I mentioned that card counting imparts an advantage of approximately 1%. In an online casino setting, where the odds are shifted in the player’s favor by default, the advantage is actually closer to 2%. Utilizing the same margin of error of +/- 3%, card counting virtually eliminates the house advantage altogether. It becomes so small, in fact, as to be undetectable without long computer simulations. If one can truly learn to count cards and plays online, then his chances of winning are exactly the same as the casino’s. Blackjack becomes a completely fair game.
The basics of card counting are rather easy to understand and utilize in a short period of time. There are a certain number of cards in a deck. And this number is finite. With each dealt card, the finite numbers are easier to estimate. Thus, if a player knows whether there are more aces or less aces, more tens or less tens, or more small cards than large cards, it becomes a lot easier to make informed decisions to amend the basic strategy rules.

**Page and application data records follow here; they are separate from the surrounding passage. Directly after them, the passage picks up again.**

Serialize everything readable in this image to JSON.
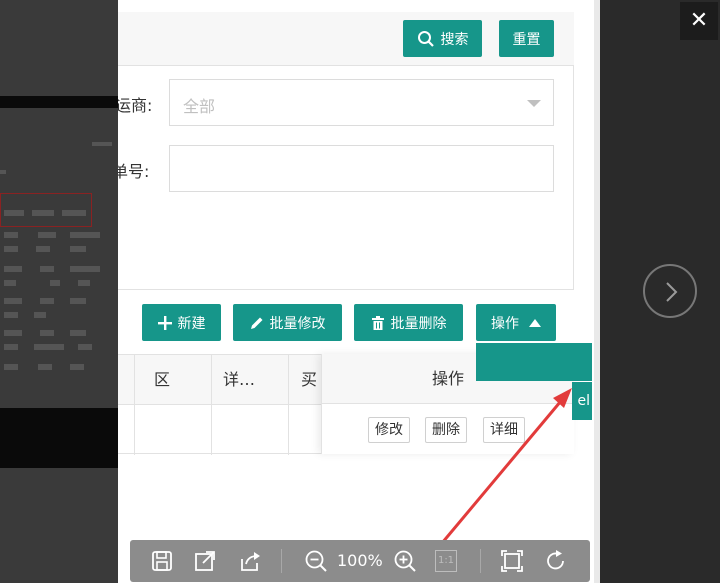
{
  "search_panel": {
    "search_label": "搜索",
    "reset_label": "重置"
  },
  "form": {
    "carrier_label": "运商:",
    "carrier_value": "全部",
    "number_label": "单号:",
    "number_value": ""
  },
  "toolbar": {
    "new_label": "新建",
    "batch_edit_label": "批量修改",
    "batch_delete_label": "批量删除",
    "actions_label": "操作"
  },
  "table": {
    "headers": [
      "区",
      "详…",
      "买"
    ],
    "fixed_header": "操作",
    "row_actions": [
      "修改",
      "删除",
      "详细"
    ]
  },
  "dropdown_peek_text": "el",
  "viewer": {
    "close_glyph": "✕",
    "zoom_level": "100%",
    "actual_size_label": "1:1"
  },
  "colors": {
    "accent": "#16968a",
    "overlay": "#2b2b2b",
    "arrow": "#e23b3b"
  },
  "icons": [
    "search-icon",
    "plus-icon",
    "pencil-icon",
    "trash-icon",
    "caret-up-icon",
    "close-icon",
    "chevron-right-icon",
    "save-icon",
    "open-in-new-icon",
    "share-icon",
    "zoom-out-icon",
    "zoom-in-icon",
    "fullscreen-icon",
    "rotate-icon"
  ]
}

Put another way, by counting the cards left in the deck, the player knows what is really going on inside the deck without having to see the cards contained therein. How is this information useful? In a real life example, take the rules for when to stand. If a player has a 12 to a 16, he is to stand. The dealer cannot stand, though. So what to do? The player wants there to be more tens in the deck so that the dealer has a better chance of busting.
To properly start counting cards it is important to train to keep in your head which cards have already been played. It is impossible to literally keep track of each individual card. So trying to remember if the height of spades was or wasn’t drawn three hands ago is futile. A shorthand method is necessary. All the cards are subdivided into one of three groups. There are many ways of splitting up the cards into groups, but a popular version is one called Hi-Lo.

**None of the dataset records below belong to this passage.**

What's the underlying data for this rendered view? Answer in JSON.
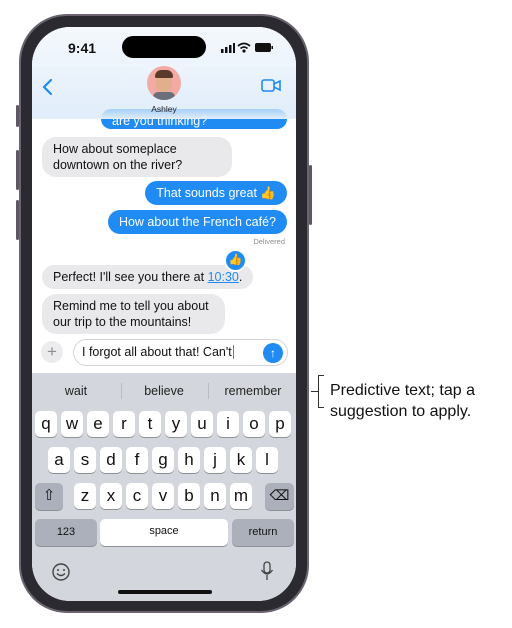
{
  "status_bar": {
    "time": "9:41"
  },
  "header": {
    "contact_name": "Ashley",
    "icons": [
      "back-chevron-icon",
      "avatar-memoji",
      "video-camera-icon"
    ]
  },
  "messages": [
    {
      "from": "me",
      "text": "are you thinking?",
      "partial": true
    },
    {
      "from": "them",
      "text": "How about someplace downtown on the river?"
    },
    {
      "from": "me",
      "text": "That sounds great 👍"
    },
    {
      "from": "me",
      "text": "How about the French café?"
    },
    {
      "status": "Delivered"
    },
    {
      "from": "them",
      "text_before": "Perfect! I'll see you there at ",
      "link": "10:30",
      "text_after": ".",
      "tapback": "thumbs-up"
    },
    {
      "from": "them",
      "text": "Remind me to tell you about our trip to the mountains!"
    }
  ],
  "composer": {
    "value": "I forgot all about that! Can't"
  },
  "keyboard": {
    "predictions": [
      "wait",
      "believe",
      "remember"
    ],
    "row1": [
      "q",
      "w",
      "e",
      "r",
      "t",
      "y",
      "u",
      "i",
      "o",
      "p"
    ],
    "row2": [
      "a",
      "s",
      "d",
      "f",
      "g",
      "h",
      "j",
      "k",
      "l"
    ],
    "row3": [
      "z",
      "x",
      "c",
      "v",
      "b",
      "n",
      "m"
    ],
    "numbers": "123",
    "space": "space",
    "return": "return"
  },
  "callout": {
    "line1": "Predictive text; tap a",
    "line2": "suggestion to apply."
  },
  "colors": {
    "accent": "#1f8bf3",
    "incoming": "#e9e9eb",
    "keyboard": "#d3d6dc"
  }
}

In Hi-Lo, all you have to do is keep a running count in your head by adding or subtracting 1 to each drawn card. If the card has a value of 2-6, then it is worth +1. The 7-9 cards are worth 0. And the tens and aces are worth -1. This method makes it a lot easier to keep track of cards because all you need to know is the current value the deck holds. Is it positive or negative? This will tell you if it is filled with high cards or low cards, and by what degree. The closer it is to 0, the less stacked it is in either direction.
The actual purpose of knowing this information is not to be clairvoyant. It is to inform you of whether or not you should play by basic strategy rules or to abandon them because your situation is better or worse than a purely random deck. This is where memorizing the modified charts comes in. It is not enough to know the basic strategy by heart. You need to know all the modifications to the basic strategy too. And they all differ, depending on the situation inside the deck.
There are several books on the subject, and they can be extremely informative. I suggest playing a few practice rounds on the computer, and counting in a basic sense. You will find that even the most rudimentary form of card counting can improve your game dramatically. It is important, however, to bolster this with tried and true methods, which have been proven through mathematical models. Anyone can learn to count cards like a pro. It just takes a bit of effort. Try it out today at Spin Palace Casino!